For years I would automatically adjust the gamma and contrast to give my blog pictures more 'sparkle.' Now I sometimes find the merest touch of the "magic software buttons" can completely destroy the sense of mood and time and place. Here, the controlled, mechanical destruction of the countryside will be rewarded with dense, new, hedge growth. The land is patient about such things.

Once, my tricycle rides were personally compulsory and I used and abused every means at my disposal to maintain their frequency. [Rather than take the car.] Retirement means I no longer have that urgent drive to be somewhere else and still be back in time for a very late lunch. No hardened psychopath at the local job center needs to bully me into riding yet further on pain of threatened poverty and saddle soreness.
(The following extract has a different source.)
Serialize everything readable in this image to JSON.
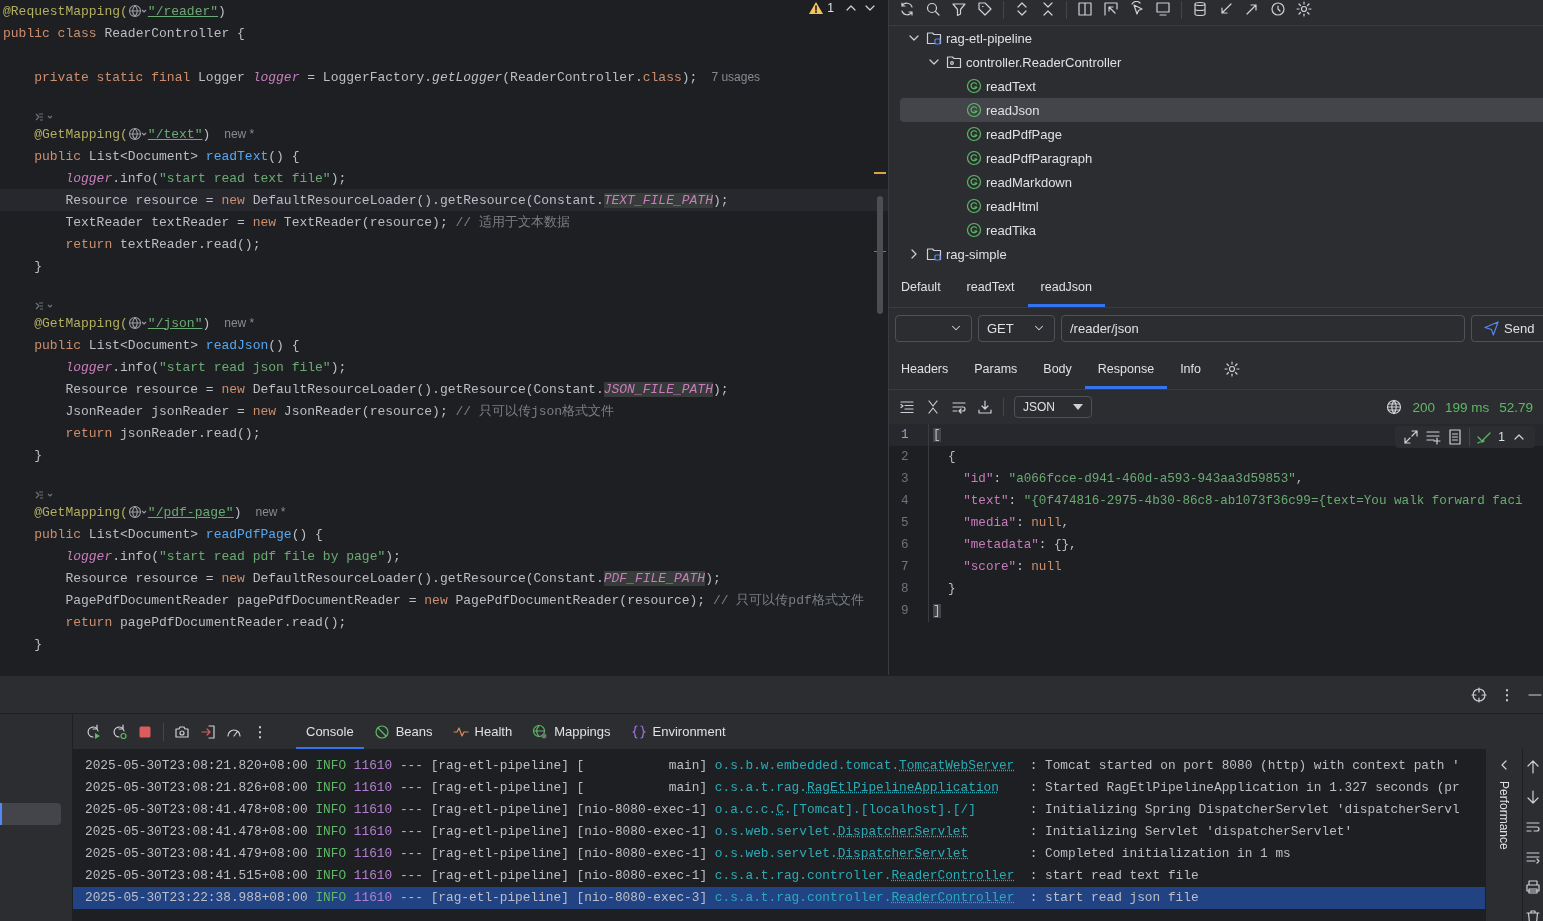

Somebody should have explained to him that the multinational sold all our jobs [and decades of technological development] to China. A series of promising young hit men would exchange a given number of dismissals for a new Audi. I used to grin every time I entered the factory because I felt a small part of something vitally important in combating global climate change and improving billions of real people's lives. But the billionaire owners had far more important goals. Like having another ought and several more kilos to add to their "bottom line."
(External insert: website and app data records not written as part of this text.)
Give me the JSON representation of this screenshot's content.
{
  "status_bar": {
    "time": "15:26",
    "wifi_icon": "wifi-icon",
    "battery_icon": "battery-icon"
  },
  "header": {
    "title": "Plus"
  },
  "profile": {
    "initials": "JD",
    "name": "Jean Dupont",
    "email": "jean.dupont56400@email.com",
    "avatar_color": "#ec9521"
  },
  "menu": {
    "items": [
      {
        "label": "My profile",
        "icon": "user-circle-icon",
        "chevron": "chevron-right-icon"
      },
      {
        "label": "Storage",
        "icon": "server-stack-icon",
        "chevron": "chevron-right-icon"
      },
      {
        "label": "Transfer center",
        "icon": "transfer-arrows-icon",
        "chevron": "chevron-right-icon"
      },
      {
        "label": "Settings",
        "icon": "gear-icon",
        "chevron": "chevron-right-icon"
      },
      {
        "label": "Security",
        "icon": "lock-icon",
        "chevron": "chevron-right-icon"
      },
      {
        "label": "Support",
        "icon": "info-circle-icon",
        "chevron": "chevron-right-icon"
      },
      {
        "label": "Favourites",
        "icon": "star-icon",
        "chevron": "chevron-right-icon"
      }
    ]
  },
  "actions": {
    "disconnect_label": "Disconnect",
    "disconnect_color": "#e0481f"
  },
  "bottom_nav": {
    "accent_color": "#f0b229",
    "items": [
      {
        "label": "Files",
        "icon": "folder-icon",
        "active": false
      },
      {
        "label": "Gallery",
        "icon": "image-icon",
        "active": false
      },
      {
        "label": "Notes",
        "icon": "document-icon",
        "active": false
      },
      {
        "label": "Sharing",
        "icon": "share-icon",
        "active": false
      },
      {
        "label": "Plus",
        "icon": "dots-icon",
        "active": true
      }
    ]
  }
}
So I was sent forth as a 63 year-old, walking wounded, to seek employment in a grossly unfair world of factory closures as production jobs were/are bulk exported to Asia and even Eastern Europe. My daily rides were journeys into my own little world of economic depression and weed-infested industrial estates. Sometimes peopled by lonely, broken men. Still fiddling around the edges of their former place of business. My daily doses of Denmark held only badly faded house sale signs, rows of blind shop windows in every village high street and no hope in hell of a job offer. Certainly not for an elderly clown on a tricycle when literally hundreds would apply for any formal recruitment notice. Why choose me? When I was the one closest to retirement and who spoke only in Danglish-gibberish. Rather than the local, agricultural, factory fodder, Fynsk-Danish. [Fyn is the island I live on now. The middle blob of the three landmasses of tiny Denmark. Fynsk is Danish for things form Fyn.]    
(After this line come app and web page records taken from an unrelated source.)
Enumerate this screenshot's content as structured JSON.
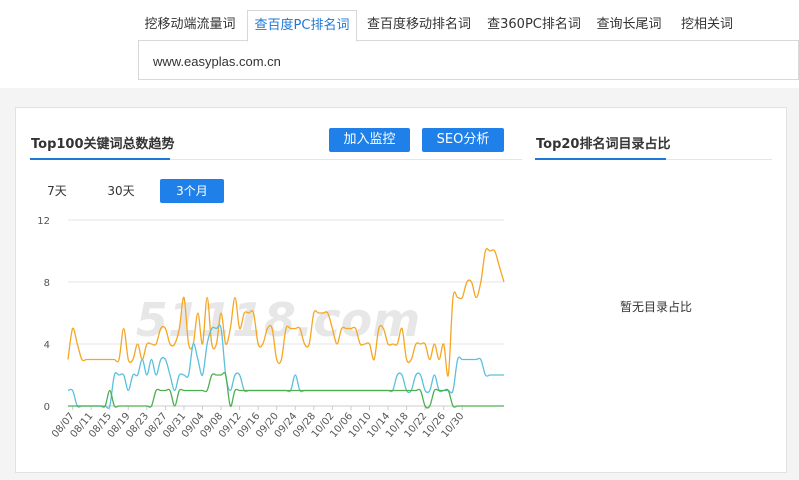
{
  "tabs": [
    {
      "label": "挖移动端流量词"
    },
    {
      "label": "查百度PC排名词",
      "active": true
    },
    {
      "label": "查百度移动排名词"
    },
    {
      "label": "查360PC排名词"
    },
    {
      "label": "查询长尾词"
    },
    {
      "label": "挖相关词"
    }
  ],
  "search": {
    "value": "www.easyplas.com.cn"
  },
  "trend": {
    "title": "Top100关键词总数趋势",
    "monitor_button": "加入监控",
    "seo_button": "SEO分析",
    "ranges": [
      "7天",
      "30天",
      "3个月"
    ],
    "active_range": "3个月"
  },
  "ratio": {
    "title": "Top20排名词目录占比",
    "empty_text": "暂无目录占比"
  },
  "watermark": "51118.com",
  "chart_data": {
    "type": "line",
    "ylim": [
      0,
      12
    ],
    "yticks": [
      0,
      4,
      8,
      12
    ],
    "grid": true,
    "xticks": [
      "08/07",
      "08/11",
      "08/15",
      "08/19",
      "08/23",
      "08/27",
      "08/31",
      "09/04",
      "09/08",
      "09/12",
      "09/16",
      "09/20",
      "09/24",
      "09/28",
      "10/02",
      "10/06",
      "10/10",
      "10/14",
      "10/18",
      "10/22",
      "10/26",
      "10/30"
    ],
    "x_start": "08/06",
    "series": [
      {
        "color": "#f5a623",
        "values": [
          3,
          5,
          4,
          3,
          3,
          3,
          3,
          3,
          3,
          3,
          3,
          3,
          5,
          3,
          3,
          4,
          3,
          4,
          4,
          4,
          5,
          5,
          4,
          4,
          5,
          7,
          4,
          4,
          6,
          4,
          7,
          4,
          4,
          6,
          4,
          5,
          7,
          5,
          6,
          6,
          6,
          4,
          4,
          5,
          5,
          3,
          3,
          5,
          5,
          5,
          5,
          4,
          4,
          6,
          6,
          6,
          6,
          5,
          4,
          5,
          5,
          5,
          5,
          4,
          4,
          4,
          3,
          5,
          5,
          4,
          4,
          4,
          5,
          3,
          3,
          4,
          4,
          4,
          3,
          4,
          3,
          4,
          2,
          7,
          7,
          7,
          8,
          8,
          7,
          8,
          10,
          10,
          10,
          9,
          8
        ]
      },
      {
        "color": "#5bc0de",
        "values": [
          1,
          1,
          0,
          0,
          0,
          0,
          0,
          0,
          0,
          0,
          2,
          2,
          2,
          1,
          2,
          2,
          3,
          2,
          3,
          2,
          3,
          3,
          2,
          1,
          2,
          2,
          2,
          4,
          3,
          2,
          4,
          5,
          5,
          5,
          2,
          1,
          2,
          2,
          1,
          1,
          1,
          1,
          1,
          1,
          1,
          1,
          1,
          1,
          1,
          2,
          1,
          1,
          1,
          1,
          1,
          1,
          1,
          1,
          1,
          1,
          1,
          1,
          1,
          1,
          1,
          1,
          1,
          1,
          1,
          1,
          1,
          2,
          2,
          1,
          1,
          2,
          2,
          1,
          1,
          2,
          1,
          1,
          1,
          1,
          3,
          3,
          3,
          3,
          3,
          3,
          2,
          2,
          2,
          2,
          2
        ]
      },
      {
        "color": "#4caf50",
        "values": [
          0,
          0,
          0,
          0,
          0,
          0,
          0,
          0,
          0,
          1,
          0,
          0,
          0,
          0,
          0,
          0,
          0,
          0,
          0,
          1,
          1,
          1,
          1,
          0,
          1,
          1,
          1,
          1,
          1,
          1,
          1,
          2,
          2,
          2,
          2,
          0,
          1,
          1,
          1,
          1,
          1,
          1,
          1,
          1,
          1,
          1,
          1,
          1,
          1,
          1,
          1,
          1,
          1,
          1,
          1,
          1,
          1,
          1,
          1,
          1,
          1,
          1,
          1,
          1,
          1,
          1,
          1,
          1,
          1,
          1,
          1,
          1,
          1,
          1,
          1,
          1,
          1,
          0,
          0,
          1,
          1,
          1,
          1,
          0,
          0,
          0,
          0,
          0,
          0,
          0,
          0,
          0,
          0,
          0,
          0
        ]
      }
    ]
  }
}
Time for today's walk under continuing grey skies. Where I know I shall be dodging the same psychopathically selfish, homicidal, speeding commuters as yesterday. Before suddenly being allowed to immerse myself in the refreshing silence and emptiness of the farm tracks and rural lanes. Where the focus is shared equally between the nearby and the distant. Where I can stop completely at will without fear of being rear-ended. My separate, tricycling world, is crowded with mobile phone abusers behind the wheel of their "pride and joy" or 7-axle continental behemoths. Spotting a driver without a handheld device is like spotting Robins. They are extremely rare, quiet and more often seen as road kill.

Once away from the busy road, only the sound of my boots intrude in a world of nature and sticky mud. Where I have no need to maintain a constant eye out for debris and potholes over a yard wide strip, stretching out to an infinity of damaged asphalt. Where I have no need to keep a third eye open for dangerously inadequate or obviously drunken drivers. Where the unexpected sound of tyre roar means I glance down instinctively at my [absent] rear view mirror. Only to feel I have lost a fifth and vital limb to fend off the inevitable brush with potential, mortal danger.